I've been interested to learn that students at this school are placed here for a variety of reasons. One of my ESOL students, at the ripe old age of 17, has a baby boy, and was transferred to this school to help spare her from her peers at her mainstream high school during her pregnancy, as well as to accomodate her schedule now, as she needs to nurse and somehow be a mother, even though I thought she was a freshman when I first saw her. I read some of her written work today. I was so moved and frustrated at the same time. If the strain of being a single teenage mother isn't enough already, add the stress of being the only illegal alien in your family. Her parents and brother's papers have all been processed, but hers hasn't gone through yet. She wanted to marry her baby's father, but the INS told her they would cancel her paperwork and she would have to start over if she did. And yet this girl has dreams of being a Registered Nurse, loves to get involved in Student Council, and has already started courses at a junior college. These kids are bright and have incredible potential. Some have met uncontrollable road blocks, and many more have made a few major mistakes that have dead-ended them. I don't know where to start. Grammar and formal letter structure seem so trivial. These kids need serious life coaching, life overhaul. But I guess that's what these teachers are doing, in a way. Shule is a great example of providing safe, constructive outlets for the anger many of these students feel about where both life and mistakes have brought them. It's therapeutic, and the intimate classes (8-18 students) allow for a high level of interaction and purposeful exchange of ideas.
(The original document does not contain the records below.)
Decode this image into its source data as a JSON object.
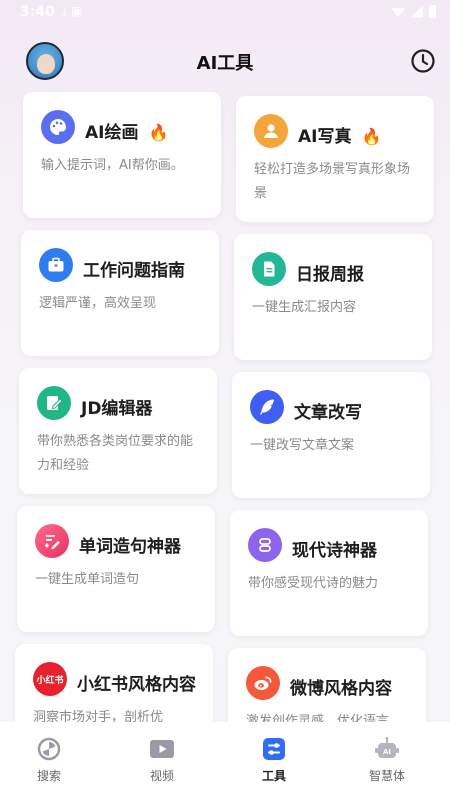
{
  "status_bar": {
    "time": "3:40"
  },
  "header": {
    "title": "AI工具"
  },
  "tools": [
    {
      "title": "AI绘画",
      "desc": "输入提示词，AI帮你画。",
      "hot": true,
      "icon": "palette-icon",
      "color": "#5a6ff0"
    },
    {
      "title": "AI写真",
      "desc": "轻松打造多场景写真形象场景",
      "hot": true,
      "icon": "portrait-icon",
      "color": "#f4a63a"
    },
    {
      "title": "工作问题指南",
      "desc": "逻辑严谨，高效呈现",
      "hot": false,
      "icon": "briefcase-icon",
      "color": "#2f7cf0"
    },
    {
      "title": "日报周报",
      "desc": "一键生成汇报内容",
      "hot": false,
      "icon": "document-icon",
      "color": "#23b796"
    },
    {
      "title": "JD编辑器",
      "desc": "带你熟悉各类岗位要求的能力和经验",
      "hot": false,
      "icon": "edit-icon",
      "color": "#21b784"
    },
    {
      "title": "文章改写",
      "desc": "一键改写文章文案",
      "hot": false,
      "icon": "feather-icon",
      "color": "#3f5ef2"
    },
    {
      "title": "单词造句神器",
      "desc": "一键生成单词造句",
      "hot": false,
      "icon": "sentence-icon",
      "color": "#f2466b"
    },
    {
      "title": "现代诗神器",
      "desc": "带你感受现代诗的魅力",
      "hot": false,
      "icon": "scroll-icon",
      "color": "#8e63ee"
    },
    {
      "title": "小红书风格内容",
      "desc": "洞察市场对手，剖析优",
      "hot": false,
      "icon": "xiaohongshu-icon",
      "icon_text": "小红书",
      "color": "#e8212f"
    },
    {
      "title": "微博风格内容",
      "desc": "激发创作灵感，优化语言",
      "hot": false,
      "icon": "weibo-icon",
      "color": "#f5593c"
    }
  ],
  "tabs": [
    {
      "label": "搜索",
      "icon": "search-icon",
      "active": false
    },
    {
      "label": "视频",
      "icon": "video-icon",
      "active": false
    },
    {
      "label": "工具",
      "icon": "tools-icon",
      "active": true
    },
    {
      "label": "智慧体",
      "icon": "robot-icon",
      "active": false
    }
  ],
  "colors": {
    "accent": "#2f6ef3",
    "fire": "#ff6a2c"
  }
}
Put your hands up and step away from the soapbox. One of my first period kids raised his hand after I introduced myself and asked me, with a smirk, "Are you nervous?" How subtly he tested my boundaries... I looked him square in the eyes and said, loudly, "NO." I really wasn't. I'm kind of glad my car almost got towed. I was so freaked out about that, I didn't have the energy to waste on jitters. I just marched in, got pushed in front of a class, and set off running.

I love what I have decided to do with my life. Day 1 done.